------ SUPPLIED RECORDS

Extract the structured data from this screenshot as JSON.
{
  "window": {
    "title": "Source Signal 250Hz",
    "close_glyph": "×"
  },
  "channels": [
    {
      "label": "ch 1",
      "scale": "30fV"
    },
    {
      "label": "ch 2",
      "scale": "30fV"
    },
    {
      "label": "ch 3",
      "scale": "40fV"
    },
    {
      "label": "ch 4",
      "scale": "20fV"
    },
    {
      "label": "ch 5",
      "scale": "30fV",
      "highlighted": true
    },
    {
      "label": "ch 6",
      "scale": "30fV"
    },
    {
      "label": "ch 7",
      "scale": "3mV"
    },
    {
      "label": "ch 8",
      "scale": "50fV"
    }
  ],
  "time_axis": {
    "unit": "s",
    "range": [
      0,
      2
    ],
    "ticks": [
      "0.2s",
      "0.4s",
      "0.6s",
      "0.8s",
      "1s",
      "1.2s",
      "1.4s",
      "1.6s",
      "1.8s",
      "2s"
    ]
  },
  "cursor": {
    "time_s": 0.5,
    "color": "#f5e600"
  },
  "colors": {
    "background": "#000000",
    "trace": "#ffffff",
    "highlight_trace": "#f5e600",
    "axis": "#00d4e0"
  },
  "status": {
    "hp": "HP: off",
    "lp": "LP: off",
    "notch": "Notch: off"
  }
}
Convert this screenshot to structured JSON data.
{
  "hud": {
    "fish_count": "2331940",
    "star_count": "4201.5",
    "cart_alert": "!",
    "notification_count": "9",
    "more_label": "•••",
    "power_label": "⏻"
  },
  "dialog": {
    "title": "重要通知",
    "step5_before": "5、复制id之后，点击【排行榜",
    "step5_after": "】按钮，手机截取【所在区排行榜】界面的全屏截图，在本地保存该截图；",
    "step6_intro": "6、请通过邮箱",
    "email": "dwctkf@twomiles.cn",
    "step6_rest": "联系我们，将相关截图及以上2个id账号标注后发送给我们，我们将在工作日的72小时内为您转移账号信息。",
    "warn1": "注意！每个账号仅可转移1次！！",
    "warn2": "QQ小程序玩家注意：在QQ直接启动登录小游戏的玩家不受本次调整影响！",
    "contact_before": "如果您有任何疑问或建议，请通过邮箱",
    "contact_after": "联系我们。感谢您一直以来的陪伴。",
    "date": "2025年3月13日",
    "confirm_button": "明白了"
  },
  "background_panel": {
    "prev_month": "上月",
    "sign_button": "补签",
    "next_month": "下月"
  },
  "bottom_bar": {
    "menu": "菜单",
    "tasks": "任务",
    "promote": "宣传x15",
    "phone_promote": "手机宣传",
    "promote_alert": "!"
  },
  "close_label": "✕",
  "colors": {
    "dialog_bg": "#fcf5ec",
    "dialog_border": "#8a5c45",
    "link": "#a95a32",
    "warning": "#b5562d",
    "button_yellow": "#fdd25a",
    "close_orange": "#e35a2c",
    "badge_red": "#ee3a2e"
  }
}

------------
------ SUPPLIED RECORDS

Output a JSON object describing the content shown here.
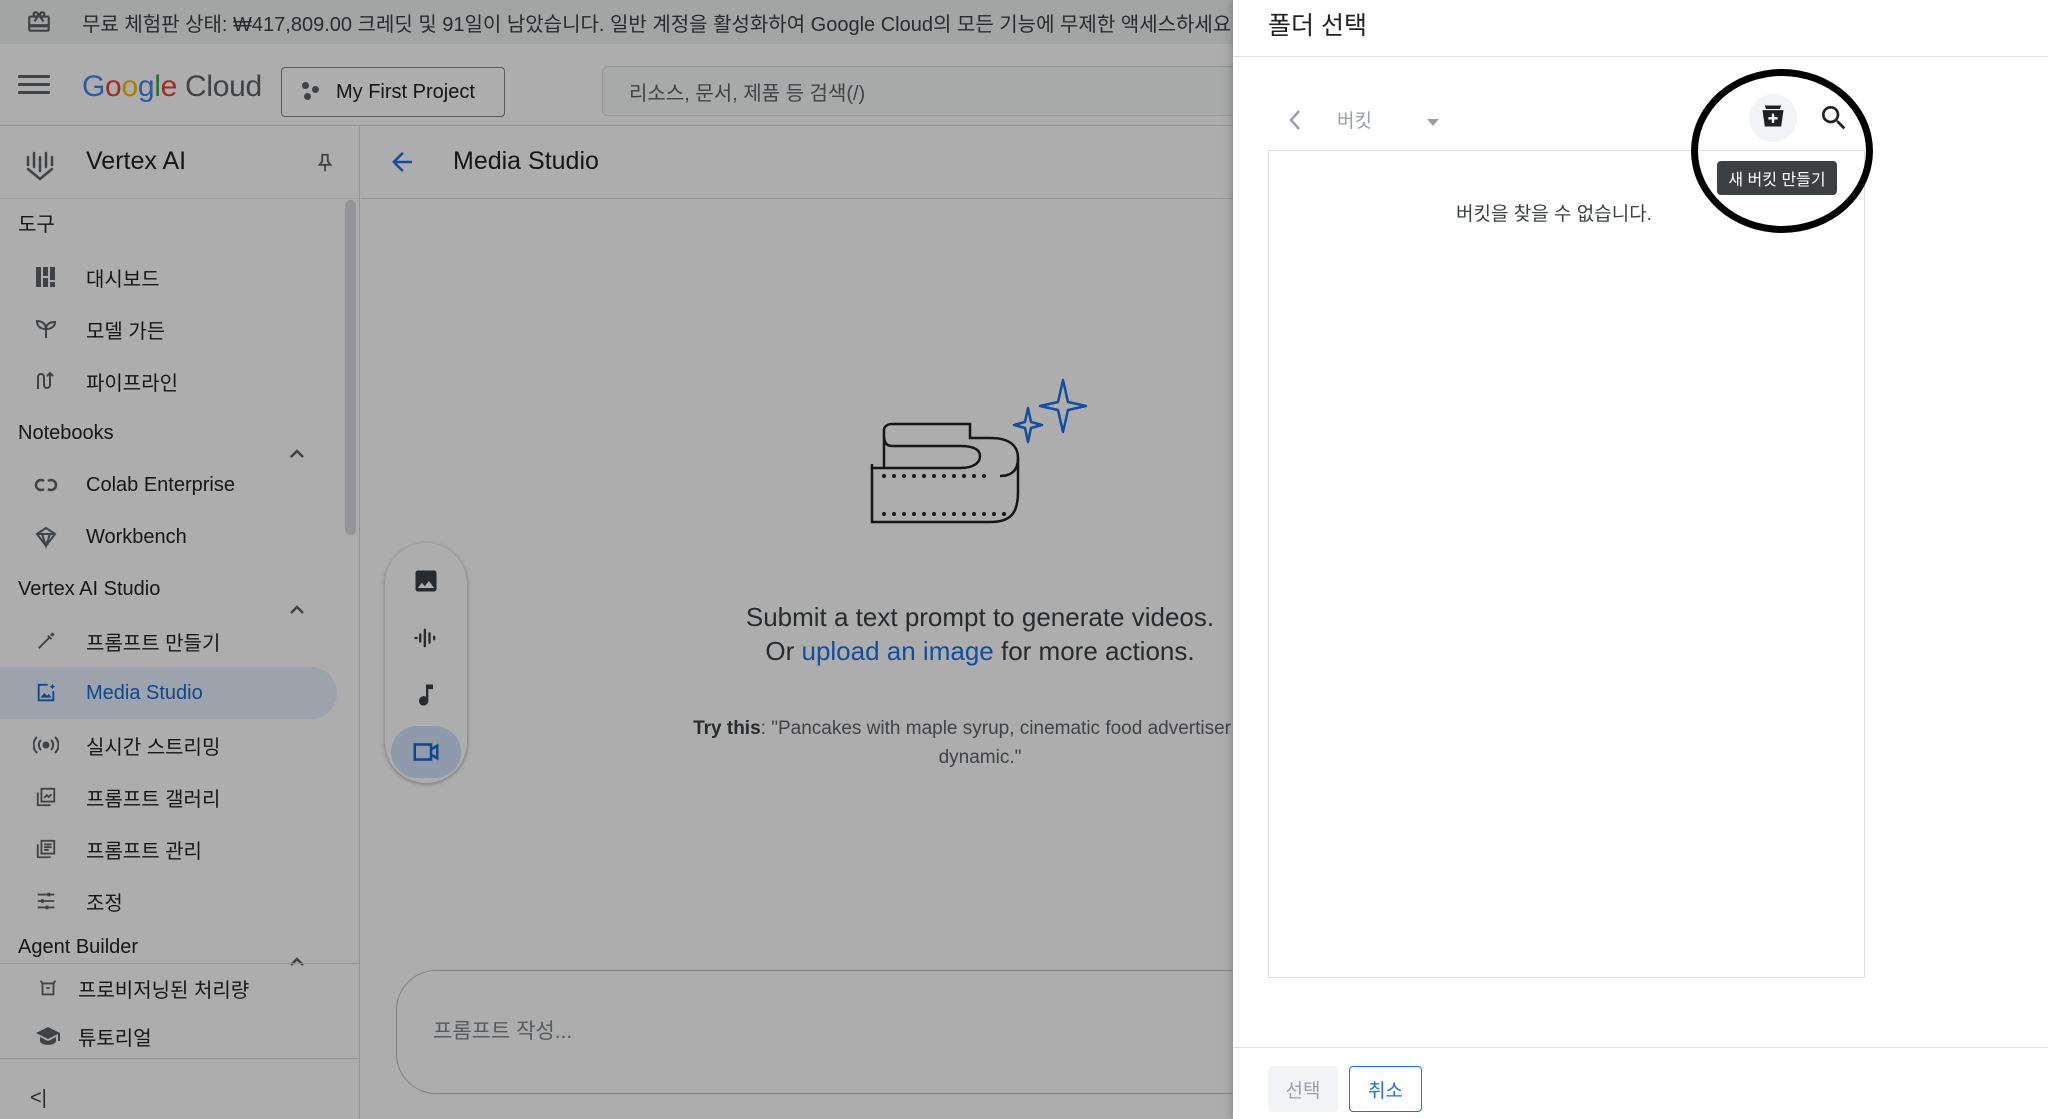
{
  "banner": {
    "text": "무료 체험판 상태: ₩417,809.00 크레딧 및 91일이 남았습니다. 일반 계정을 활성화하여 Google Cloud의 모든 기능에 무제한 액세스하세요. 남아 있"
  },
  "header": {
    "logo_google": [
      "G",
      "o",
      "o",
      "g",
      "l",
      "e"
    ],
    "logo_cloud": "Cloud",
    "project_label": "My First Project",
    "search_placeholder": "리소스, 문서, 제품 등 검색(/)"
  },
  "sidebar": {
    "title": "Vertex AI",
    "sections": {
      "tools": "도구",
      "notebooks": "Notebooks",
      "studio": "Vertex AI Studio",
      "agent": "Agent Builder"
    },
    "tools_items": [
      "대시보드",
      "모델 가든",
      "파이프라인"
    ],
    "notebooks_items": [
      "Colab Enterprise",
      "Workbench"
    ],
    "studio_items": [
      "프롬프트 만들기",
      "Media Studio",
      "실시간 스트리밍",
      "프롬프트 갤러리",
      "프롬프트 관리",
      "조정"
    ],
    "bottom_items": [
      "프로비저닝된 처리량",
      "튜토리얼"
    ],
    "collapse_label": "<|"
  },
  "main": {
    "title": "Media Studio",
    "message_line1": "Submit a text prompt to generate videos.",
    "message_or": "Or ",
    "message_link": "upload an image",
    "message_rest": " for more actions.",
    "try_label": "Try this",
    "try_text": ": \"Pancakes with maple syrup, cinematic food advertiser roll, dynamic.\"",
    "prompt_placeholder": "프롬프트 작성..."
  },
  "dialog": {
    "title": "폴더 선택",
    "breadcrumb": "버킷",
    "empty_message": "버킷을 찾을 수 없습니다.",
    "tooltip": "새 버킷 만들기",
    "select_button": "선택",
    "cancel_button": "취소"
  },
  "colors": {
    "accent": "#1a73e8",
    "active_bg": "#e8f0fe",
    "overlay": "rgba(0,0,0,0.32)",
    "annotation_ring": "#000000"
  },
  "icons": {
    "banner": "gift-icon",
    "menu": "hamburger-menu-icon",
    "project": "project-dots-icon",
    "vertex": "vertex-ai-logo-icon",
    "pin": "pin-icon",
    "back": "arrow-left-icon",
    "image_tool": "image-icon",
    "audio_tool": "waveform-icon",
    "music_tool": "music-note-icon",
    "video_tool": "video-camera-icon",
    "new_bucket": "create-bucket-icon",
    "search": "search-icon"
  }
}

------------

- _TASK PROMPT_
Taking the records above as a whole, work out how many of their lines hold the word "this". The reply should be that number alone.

- _PROBLEM SOLUTION_
3